Micro Finance and India's Rural Economy
After achieving independence in 1947, the government of India and the Reserve Bank of India have made concerted efforts to provide the poor with access to credit. Despite the phenomenal increase in the physical outreach of formal credit institutions in the past several decades, India's rural poor continue to depend on informal sources of credit. Institutions have also faced difficulties in dealing effectively with a large number of small borrowers, whose credit needs are small and frequent, and their ability to offer collaterals is limited. Cumbersome procedures and risk perceptions of the banks leave a gap in serving the credit needs of the rural poor. It is in this context that micro credit has emerged as the most suitable and practical alternative to the conventional banking in reaching India's hitherto unreached poor population. Micro credit enables poor people to be thrifty, and it helps them in availing the credit and other financial services for improving their income and living standards.

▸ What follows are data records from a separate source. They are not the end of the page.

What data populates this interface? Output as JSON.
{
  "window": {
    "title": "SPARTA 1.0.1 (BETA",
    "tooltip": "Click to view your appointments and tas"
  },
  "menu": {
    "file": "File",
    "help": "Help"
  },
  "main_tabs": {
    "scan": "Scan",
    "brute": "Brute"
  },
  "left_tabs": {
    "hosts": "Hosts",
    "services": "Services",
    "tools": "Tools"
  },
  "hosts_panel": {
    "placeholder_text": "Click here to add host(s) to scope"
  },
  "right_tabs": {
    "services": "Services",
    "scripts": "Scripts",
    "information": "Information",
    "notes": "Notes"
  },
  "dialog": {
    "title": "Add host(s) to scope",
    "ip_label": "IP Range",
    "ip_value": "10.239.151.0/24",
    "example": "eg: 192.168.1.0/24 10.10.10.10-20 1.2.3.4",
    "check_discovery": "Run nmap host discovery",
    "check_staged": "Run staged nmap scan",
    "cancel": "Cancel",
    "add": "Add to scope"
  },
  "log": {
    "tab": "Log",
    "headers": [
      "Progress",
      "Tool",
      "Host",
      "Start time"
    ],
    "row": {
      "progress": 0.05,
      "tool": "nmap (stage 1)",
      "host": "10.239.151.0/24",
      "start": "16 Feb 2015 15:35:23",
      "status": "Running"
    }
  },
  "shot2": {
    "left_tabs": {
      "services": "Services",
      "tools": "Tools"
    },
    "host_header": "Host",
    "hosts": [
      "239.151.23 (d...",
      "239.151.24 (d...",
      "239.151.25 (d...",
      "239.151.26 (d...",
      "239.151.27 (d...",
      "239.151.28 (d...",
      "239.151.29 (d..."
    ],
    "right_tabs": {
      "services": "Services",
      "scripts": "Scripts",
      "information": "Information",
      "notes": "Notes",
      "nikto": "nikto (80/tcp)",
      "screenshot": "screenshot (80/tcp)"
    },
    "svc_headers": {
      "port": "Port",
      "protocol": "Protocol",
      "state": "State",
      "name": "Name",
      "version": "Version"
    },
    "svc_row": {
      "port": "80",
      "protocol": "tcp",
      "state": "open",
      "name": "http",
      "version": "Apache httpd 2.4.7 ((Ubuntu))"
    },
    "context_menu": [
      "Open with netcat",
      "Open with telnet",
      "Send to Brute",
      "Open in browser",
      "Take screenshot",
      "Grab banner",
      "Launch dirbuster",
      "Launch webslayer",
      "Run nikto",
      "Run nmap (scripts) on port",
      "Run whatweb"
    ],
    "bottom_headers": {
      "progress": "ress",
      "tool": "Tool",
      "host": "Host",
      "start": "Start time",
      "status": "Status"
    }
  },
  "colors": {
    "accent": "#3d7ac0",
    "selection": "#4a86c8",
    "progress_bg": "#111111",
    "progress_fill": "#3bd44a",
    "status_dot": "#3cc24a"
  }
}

India's Self-Help Group (SHG)-Bank Linkage Program was formally launched in 1992. The Program envisages the organization of the rural poor into SHGs for building their capacities to manage their own finances and then negotiate bank credit on commercial terms. This book contains well-researched papers which provide analytical information on various aspects of the micro finance and its impact on rural economy of India.
Publication Date: 1/3/2011